The records Block Start
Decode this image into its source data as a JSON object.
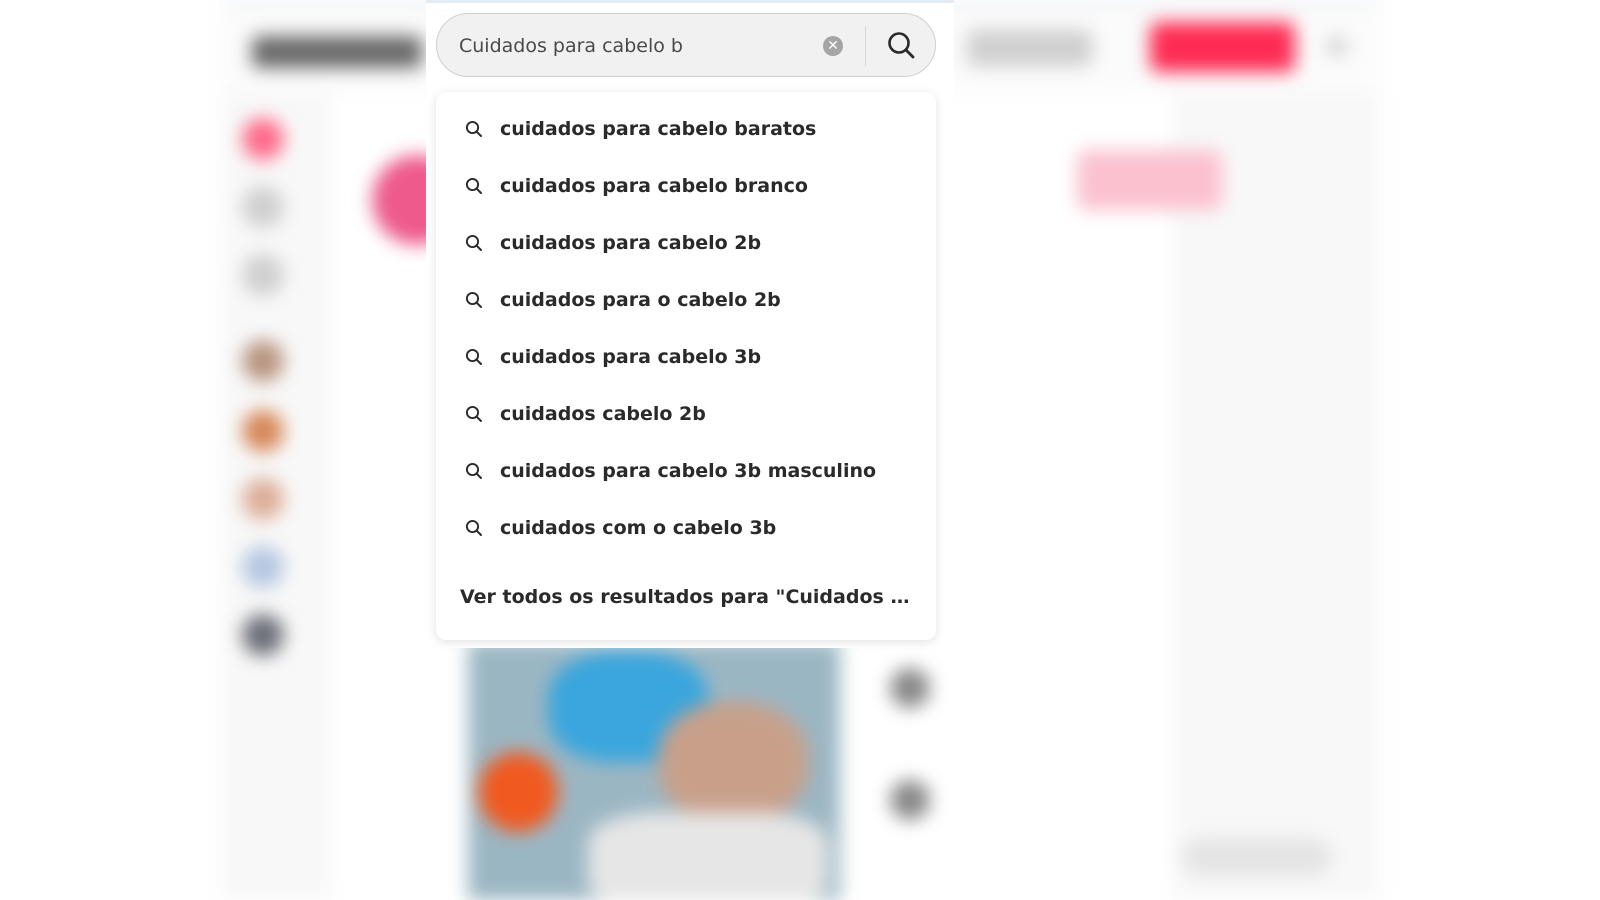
{
  "search": {
    "value": "Cuidados para cabelo b",
    "clear_icon": "close-circle-icon",
    "search_icon": "search-icon"
  },
  "suggestions": [
    {
      "label": "cuidados para cabelo baratos"
    },
    {
      "label": "cuidados para cabelo branco"
    },
    {
      "label": "cuidados para cabelo 2b"
    },
    {
      "label": "cuidados para o cabelo 2b"
    },
    {
      "label": "cuidados para cabelo 3b"
    },
    {
      "label": "cuidados cabelo 2b"
    },
    {
      "label": "cuidados para cabelo 3b masculino"
    },
    {
      "label": "cuidados com o cabelo 3b"
    }
  ],
  "view_all": "Ver todos os resultados para \"Cuidados pa...",
  "colors": {
    "accent": "#fe2c55",
    "text": "#2a2a2a"
  }
}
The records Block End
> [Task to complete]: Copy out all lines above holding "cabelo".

> [Solved exercise]:
    "value": "Cuidados para cabelo b",
      "label": "cuidados para cabelo baratos"
      "label": "cuidados para cabelo branco"
      "label": "cuidados para cabelo 2b"
      "label": "cuidados para o cabelo 2b"
      "label": "cuidados para cabelo 3b"
      "label": "cuidados cabelo 2b"
      "label": "cuidados para cabelo 3b masculino"
      "label": "cuidados com o cabelo 3b"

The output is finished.